There is one thing I did right. He had his life jacket/floaty thing on 45 minutes before the pool was open for us to swim. That was during most of the class while we waited. I like to put it on him right when we get there for this exact reason. He has a Puddle Jumper. Some parents don’t like the Puddle Jumper because it tips kids forward a bit, putting their faces in the water, but it has worked for us.

puddle jumper

This was right after he fell in.
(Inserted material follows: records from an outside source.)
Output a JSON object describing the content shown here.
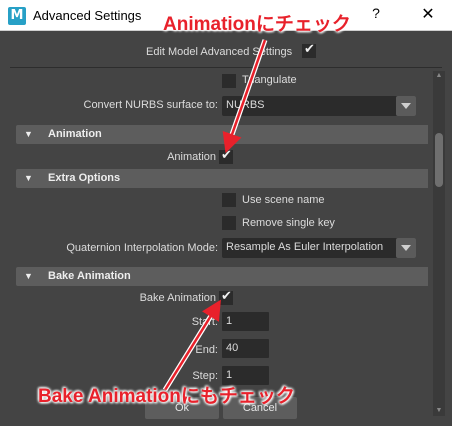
{
  "window": {
    "title": "Advanced Settings",
    "app_icon_letter": "M",
    "help_glyph": "?",
    "close_glyph": "✕"
  },
  "header": {
    "label": "Edit Model Advanced Settings",
    "checked": true
  },
  "rows": {
    "triangulate_label": "Triangulate",
    "convert_nurbs_label": "Convert NURBS surface to:",
    "convert_nurbs_value": "NURBS"
  },
  "sections": {
    "animation": {
      "title": "Animation",
      "animation_label": "Animation"
    },
    "extra_options": {
      "title": "Extra Options",
      "use_scene_name_label": "Use scene name",
      "remove_single_key_label": "Remove single key",
      "quaternion_label": "Quaternion Interpolation Mode:",
      "quaternion_value": "Resample As Euler Interpolation"
    },
    "bake_animation": {
      "title": "Bake Animation",
      "bake_label": "Bake Animation",
      "start_label": "Start:",
      "start_value": "1",
      "end_label": "End:",
      "end_value": "40",
      "step_label": "Step:",
      "step_value": "1"
    }
  },
  "buttons": {
    "ok": "Ok",
    "cancel": "Cancel"
  },
  "annotations": {
    "top": "Animationにチェック",
    "bottom": "Bake Animationにもチェック",
    "color": "#e8212b"
  }
}
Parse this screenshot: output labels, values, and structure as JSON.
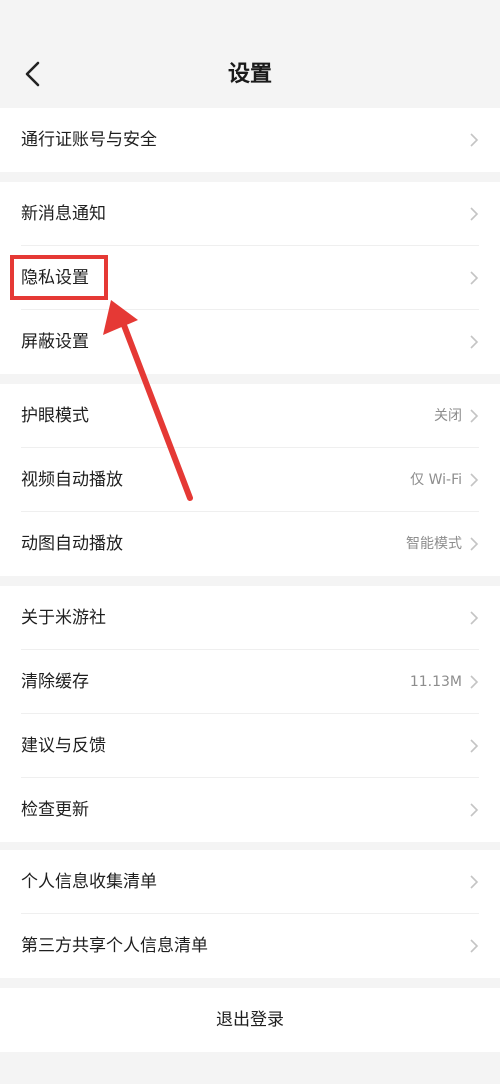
{
  "header": {
    "title": "设置"
  },
  "groups": [
    {
      "items": [
        {
          "label": "通行证账号与安全",
          "value": ""
        }
      ]
    },
    {
      "items": [
        {
          "label": "新消息通知",
          "value": ""
        },
        {
          "label": "隐私设置",
          "value": ""
        },
        {
          "label": "屏蔽设置",
          "value": ""
        }
      ]
    },
    {
      "items": [
        {
          "label": "护眼模式",
          "value": "关闭"
        },
        {
          "label": "视频自动播放",
          "value": "仅 Wi-Fi"
        },
        {
          "label": "动图自动播放",
          "value": "智能模式"
        }
      ]
    },
    {
      "items": [
        {
          "label": "关于米游社",
          "value": ""
        },
        {
          "label": "清除缓存",
          "value": "11.13M"
        },
        {
          "label": "建议与反馈",
          "value": ""
        },
        {
          "label": "检查更新",
          "value": ""
        }
      ]
    },
    {
      "items": [
        {
          "label": "个人信息收集清单",
          "value": ""
        },
        {
          "label": "第三方共享个人信息清单",
          "value": ""
        }
      ]
    }
  ],
  "logout": {
    "label": "退出登录"
  },
  "colors": {
    "annotation": "#e53935",
    "background": "#f4f4f4",
    "card": "#ffffff"
  }
}
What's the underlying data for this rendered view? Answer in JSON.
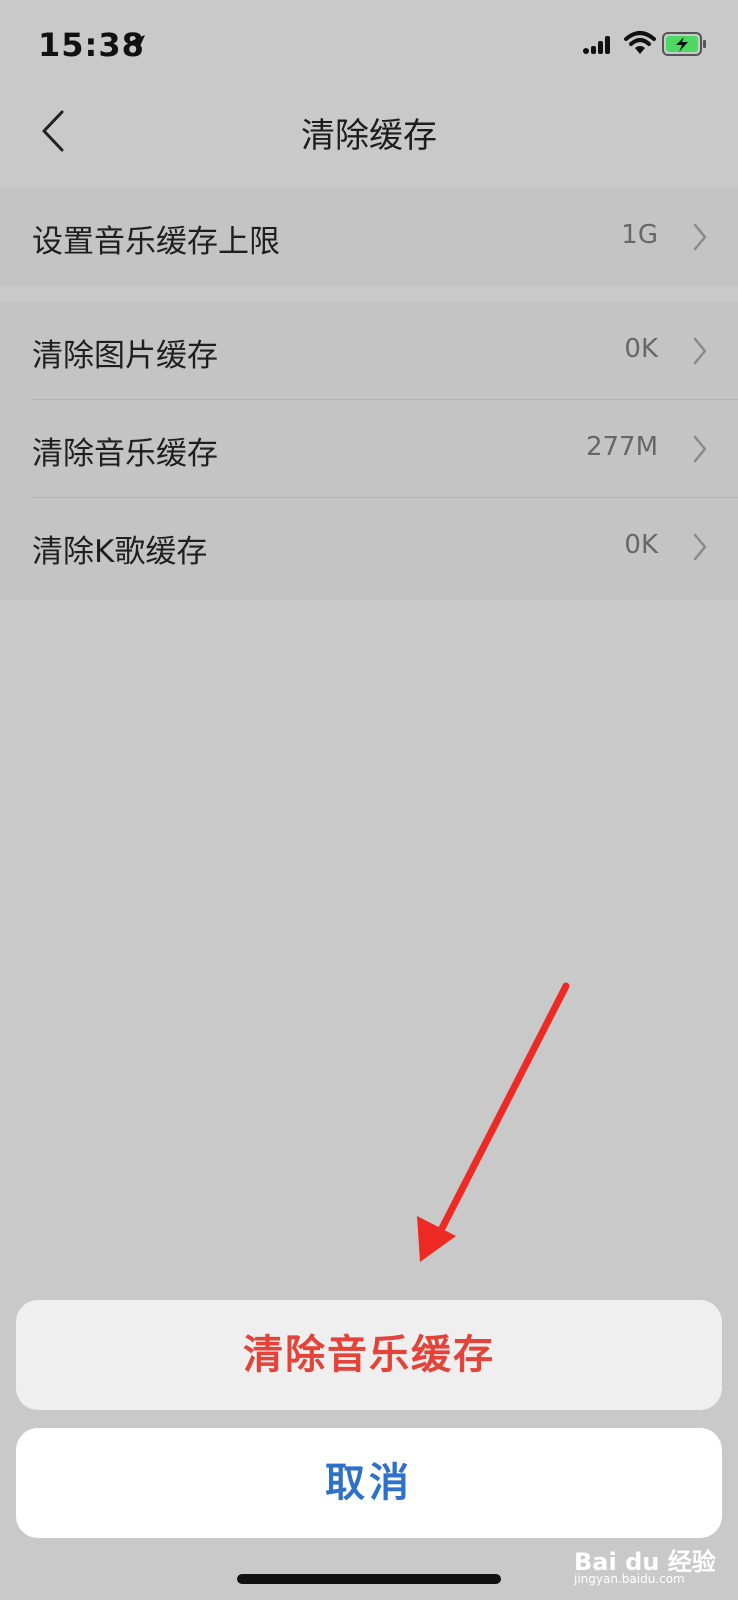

I worried that somehow a flotation device would hinder and delay the kids’ swimming. I heard that it was bad to let them use them because they become dependent on them. I read about how they may not understand that they don’t have it on and they’ll go running in the pool even if they don’t have it on. Blah. Blah. Blah. Whatever. His head popped up above the surface instantly today. That’s all I needed to see to know he’s wearing his Puddle Jumper the second we get to the pool.

Funny thing. After he fell in, he couldn’t wait to start jumping in the pool to me when it was time to swim. He had more confidence and did not feel the need to cling to me while we were in the water.

I am still beating myself up. I’m still replaying those three seconds in my head. I’m still thanking God he didn’t hit his head. Thanking God it wasn’t worse. I keep imagining both kids drowning. It sucks. We got back in the water. I was still shaken, but I didn’t want the kids to see that. I didn’t want this to make them afraid of the water. Next week I will bring some games and toys to play with further away from the pool. I’ll bring more snacks to see if I can keep him strapped in the stroller longer. Lord knows I’ll put him in his Puddle Jumper and watch him even closer so that a quick accident with little consequence will never become my tragic nightmare.

Please be safe this summer!